::: Records supplied :::

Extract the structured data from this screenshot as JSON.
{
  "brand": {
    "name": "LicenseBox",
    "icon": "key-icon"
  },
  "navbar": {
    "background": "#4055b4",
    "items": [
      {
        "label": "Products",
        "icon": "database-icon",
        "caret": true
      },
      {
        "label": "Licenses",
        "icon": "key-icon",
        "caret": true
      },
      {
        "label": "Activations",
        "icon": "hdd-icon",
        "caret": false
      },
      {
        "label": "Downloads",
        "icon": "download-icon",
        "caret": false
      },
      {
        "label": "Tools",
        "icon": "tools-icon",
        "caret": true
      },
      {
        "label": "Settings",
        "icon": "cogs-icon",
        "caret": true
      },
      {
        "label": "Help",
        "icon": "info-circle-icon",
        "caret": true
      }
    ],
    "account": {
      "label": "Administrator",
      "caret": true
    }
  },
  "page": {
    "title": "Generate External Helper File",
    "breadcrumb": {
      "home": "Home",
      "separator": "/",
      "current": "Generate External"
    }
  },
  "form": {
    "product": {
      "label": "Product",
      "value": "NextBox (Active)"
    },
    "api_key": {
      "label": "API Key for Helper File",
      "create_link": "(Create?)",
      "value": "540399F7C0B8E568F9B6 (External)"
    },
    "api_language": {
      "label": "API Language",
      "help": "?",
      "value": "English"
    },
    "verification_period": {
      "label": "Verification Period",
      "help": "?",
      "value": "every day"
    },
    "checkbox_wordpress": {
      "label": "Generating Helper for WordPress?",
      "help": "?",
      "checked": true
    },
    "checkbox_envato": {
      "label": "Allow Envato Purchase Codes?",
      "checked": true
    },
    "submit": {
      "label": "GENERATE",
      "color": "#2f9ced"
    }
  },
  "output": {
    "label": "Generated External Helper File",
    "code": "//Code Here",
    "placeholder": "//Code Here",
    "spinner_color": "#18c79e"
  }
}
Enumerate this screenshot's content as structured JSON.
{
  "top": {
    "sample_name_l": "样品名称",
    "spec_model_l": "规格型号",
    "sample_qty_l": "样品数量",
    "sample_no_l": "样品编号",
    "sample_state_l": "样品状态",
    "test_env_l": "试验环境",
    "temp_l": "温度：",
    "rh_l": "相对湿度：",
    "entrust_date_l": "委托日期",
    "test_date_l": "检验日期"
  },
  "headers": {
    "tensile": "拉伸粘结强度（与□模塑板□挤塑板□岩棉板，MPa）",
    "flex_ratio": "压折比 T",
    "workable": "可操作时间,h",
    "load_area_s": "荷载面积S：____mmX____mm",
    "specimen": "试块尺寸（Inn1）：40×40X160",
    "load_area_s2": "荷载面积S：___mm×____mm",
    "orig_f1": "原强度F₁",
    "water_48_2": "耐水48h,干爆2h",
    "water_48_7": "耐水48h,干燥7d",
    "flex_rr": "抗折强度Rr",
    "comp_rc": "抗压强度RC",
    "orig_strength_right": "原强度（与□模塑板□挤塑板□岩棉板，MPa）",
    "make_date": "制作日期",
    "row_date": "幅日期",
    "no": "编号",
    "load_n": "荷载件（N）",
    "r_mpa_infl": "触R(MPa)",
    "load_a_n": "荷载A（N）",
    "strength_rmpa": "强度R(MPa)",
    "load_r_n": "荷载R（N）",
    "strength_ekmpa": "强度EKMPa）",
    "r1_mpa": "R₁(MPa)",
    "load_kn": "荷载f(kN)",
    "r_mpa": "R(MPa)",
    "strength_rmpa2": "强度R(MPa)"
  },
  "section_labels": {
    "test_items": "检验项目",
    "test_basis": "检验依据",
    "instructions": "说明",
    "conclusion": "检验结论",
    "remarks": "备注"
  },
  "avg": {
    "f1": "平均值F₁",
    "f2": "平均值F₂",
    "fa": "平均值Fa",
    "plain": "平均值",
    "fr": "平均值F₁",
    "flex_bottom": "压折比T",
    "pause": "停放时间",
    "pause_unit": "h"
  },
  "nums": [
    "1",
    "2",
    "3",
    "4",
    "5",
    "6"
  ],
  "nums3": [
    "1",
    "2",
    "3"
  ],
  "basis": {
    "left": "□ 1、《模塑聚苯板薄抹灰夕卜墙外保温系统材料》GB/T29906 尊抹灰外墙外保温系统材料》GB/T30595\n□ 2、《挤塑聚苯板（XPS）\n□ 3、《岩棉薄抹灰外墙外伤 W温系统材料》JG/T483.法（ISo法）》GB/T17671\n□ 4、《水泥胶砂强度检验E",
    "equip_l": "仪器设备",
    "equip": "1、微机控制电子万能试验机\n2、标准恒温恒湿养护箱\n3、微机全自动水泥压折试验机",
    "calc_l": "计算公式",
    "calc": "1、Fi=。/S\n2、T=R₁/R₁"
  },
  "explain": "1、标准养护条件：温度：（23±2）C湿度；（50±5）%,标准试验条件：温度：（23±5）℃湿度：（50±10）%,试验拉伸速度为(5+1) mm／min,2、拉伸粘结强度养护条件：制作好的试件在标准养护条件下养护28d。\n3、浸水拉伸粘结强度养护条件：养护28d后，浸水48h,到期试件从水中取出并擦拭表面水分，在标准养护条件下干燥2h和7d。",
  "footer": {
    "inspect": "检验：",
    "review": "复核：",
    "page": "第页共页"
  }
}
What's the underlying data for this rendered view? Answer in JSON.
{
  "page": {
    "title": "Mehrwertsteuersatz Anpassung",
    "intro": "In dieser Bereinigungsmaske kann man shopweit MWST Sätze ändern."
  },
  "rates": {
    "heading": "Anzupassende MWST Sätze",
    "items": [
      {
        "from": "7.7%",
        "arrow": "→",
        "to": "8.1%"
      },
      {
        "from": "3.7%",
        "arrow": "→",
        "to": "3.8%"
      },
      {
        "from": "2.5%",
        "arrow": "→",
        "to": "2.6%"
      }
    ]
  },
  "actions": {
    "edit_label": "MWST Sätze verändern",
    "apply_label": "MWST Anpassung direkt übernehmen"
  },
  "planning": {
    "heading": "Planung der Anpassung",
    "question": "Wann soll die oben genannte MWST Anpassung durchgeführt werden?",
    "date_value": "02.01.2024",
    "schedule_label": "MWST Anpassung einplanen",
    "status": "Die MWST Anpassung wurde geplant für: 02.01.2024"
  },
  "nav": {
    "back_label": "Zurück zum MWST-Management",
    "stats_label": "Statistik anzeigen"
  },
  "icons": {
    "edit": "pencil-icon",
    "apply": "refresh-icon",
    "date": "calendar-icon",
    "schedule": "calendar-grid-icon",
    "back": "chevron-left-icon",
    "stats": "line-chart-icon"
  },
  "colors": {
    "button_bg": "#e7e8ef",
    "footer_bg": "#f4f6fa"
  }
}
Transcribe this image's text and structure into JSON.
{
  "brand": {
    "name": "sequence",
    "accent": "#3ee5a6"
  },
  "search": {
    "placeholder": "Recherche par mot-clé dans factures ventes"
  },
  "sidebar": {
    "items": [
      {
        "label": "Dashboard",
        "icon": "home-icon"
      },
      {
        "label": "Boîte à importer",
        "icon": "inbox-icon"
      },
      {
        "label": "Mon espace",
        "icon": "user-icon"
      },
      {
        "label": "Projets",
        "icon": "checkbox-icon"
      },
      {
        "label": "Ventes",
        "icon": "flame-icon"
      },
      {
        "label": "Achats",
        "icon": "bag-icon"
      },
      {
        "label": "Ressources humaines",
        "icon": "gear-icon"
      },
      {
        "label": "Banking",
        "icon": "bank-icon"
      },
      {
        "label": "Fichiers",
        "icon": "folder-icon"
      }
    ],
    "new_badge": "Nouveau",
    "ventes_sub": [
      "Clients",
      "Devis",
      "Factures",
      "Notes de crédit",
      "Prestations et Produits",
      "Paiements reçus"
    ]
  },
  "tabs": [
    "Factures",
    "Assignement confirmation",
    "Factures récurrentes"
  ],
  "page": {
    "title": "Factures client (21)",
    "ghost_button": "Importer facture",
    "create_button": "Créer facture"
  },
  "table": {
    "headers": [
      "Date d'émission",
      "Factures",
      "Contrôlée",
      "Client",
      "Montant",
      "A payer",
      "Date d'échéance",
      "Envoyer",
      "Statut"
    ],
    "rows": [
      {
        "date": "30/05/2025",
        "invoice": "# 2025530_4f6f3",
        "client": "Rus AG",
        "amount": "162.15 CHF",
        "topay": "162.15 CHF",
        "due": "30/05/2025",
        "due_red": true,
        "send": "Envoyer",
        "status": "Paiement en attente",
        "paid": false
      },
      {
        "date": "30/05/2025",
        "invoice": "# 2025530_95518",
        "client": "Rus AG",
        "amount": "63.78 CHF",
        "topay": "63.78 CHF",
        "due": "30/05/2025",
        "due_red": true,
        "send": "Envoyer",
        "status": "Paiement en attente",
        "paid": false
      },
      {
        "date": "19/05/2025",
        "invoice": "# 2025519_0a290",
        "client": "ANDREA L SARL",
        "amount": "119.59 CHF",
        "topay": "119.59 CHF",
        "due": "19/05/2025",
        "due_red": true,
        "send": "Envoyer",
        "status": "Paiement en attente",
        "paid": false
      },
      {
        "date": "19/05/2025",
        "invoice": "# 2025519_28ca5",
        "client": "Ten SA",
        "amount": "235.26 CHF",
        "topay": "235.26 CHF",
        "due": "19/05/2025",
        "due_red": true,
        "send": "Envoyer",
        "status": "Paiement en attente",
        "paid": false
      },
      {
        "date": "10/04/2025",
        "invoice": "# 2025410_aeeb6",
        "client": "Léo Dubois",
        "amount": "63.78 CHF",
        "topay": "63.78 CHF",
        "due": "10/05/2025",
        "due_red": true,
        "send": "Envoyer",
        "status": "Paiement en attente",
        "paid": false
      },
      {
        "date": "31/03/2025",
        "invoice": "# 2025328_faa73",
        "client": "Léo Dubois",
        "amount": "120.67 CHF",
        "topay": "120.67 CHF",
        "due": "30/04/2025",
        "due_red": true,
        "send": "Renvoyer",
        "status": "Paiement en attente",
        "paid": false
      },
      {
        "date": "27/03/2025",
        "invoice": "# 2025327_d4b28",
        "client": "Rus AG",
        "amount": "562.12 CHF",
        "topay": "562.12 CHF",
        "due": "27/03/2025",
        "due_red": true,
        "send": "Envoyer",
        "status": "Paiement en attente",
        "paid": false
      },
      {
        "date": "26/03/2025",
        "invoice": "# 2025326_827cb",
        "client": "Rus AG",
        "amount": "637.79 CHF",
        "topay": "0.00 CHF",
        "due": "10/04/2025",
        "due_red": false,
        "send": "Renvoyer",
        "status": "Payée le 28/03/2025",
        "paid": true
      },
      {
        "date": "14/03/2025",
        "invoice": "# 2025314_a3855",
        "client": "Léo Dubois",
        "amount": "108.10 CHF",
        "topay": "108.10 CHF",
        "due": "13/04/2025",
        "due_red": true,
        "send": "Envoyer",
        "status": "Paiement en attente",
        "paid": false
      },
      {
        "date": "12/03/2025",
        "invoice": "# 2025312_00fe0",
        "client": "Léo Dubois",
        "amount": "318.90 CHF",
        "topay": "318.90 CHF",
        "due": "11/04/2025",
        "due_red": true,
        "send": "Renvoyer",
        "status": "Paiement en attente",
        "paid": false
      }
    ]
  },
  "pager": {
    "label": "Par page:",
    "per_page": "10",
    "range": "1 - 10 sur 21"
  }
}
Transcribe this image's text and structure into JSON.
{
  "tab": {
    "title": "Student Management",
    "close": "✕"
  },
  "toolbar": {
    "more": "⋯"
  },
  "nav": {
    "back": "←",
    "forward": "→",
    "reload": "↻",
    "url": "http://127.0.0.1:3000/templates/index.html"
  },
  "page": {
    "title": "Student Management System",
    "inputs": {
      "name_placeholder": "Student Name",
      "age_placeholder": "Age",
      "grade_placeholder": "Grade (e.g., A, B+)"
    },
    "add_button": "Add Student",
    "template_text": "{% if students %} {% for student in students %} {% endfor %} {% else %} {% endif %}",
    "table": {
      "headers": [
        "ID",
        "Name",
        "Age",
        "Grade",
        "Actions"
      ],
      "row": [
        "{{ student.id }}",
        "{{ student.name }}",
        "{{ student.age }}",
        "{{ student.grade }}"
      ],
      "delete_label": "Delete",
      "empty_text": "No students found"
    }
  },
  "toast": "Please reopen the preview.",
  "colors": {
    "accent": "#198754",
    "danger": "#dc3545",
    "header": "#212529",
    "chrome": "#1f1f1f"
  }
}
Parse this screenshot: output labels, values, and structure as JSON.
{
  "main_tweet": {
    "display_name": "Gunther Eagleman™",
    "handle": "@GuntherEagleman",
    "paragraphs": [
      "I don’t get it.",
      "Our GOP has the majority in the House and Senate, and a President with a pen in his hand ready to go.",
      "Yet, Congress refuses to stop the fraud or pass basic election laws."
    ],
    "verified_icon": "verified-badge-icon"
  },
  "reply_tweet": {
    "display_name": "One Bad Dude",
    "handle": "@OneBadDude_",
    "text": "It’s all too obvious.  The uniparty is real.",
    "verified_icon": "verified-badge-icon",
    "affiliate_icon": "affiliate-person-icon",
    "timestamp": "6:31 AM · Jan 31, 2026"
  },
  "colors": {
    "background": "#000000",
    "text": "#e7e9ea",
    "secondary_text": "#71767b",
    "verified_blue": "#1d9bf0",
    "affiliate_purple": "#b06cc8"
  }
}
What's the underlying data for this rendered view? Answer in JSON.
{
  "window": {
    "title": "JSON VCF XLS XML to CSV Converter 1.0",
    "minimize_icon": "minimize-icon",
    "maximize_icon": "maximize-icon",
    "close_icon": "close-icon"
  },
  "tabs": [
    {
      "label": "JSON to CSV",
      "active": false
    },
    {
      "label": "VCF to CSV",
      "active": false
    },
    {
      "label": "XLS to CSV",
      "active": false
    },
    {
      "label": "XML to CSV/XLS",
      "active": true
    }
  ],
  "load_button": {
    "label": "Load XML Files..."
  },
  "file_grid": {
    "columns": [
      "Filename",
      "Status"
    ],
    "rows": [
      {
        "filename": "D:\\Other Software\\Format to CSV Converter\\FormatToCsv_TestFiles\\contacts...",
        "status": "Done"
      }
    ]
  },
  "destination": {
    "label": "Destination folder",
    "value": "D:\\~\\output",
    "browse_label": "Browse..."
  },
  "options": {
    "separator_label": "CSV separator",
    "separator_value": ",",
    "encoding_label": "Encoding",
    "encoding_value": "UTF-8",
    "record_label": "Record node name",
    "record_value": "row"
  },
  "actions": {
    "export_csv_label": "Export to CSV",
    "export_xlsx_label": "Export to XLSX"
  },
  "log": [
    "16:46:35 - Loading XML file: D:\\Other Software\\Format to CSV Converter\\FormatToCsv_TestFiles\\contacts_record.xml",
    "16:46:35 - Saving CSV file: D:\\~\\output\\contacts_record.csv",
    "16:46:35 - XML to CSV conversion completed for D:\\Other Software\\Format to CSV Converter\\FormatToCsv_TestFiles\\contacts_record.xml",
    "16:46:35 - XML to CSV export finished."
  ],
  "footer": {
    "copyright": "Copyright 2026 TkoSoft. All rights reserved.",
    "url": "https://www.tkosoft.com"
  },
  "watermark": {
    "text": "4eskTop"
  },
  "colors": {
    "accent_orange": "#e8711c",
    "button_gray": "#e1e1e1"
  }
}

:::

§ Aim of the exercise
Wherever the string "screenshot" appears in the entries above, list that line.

§ Your solution
Extract the structured data from this screenshot as JSON.
Enumerate this screenshot's content as structured JSON.
Parse this screenshot: output labels, values, and structure as JSON.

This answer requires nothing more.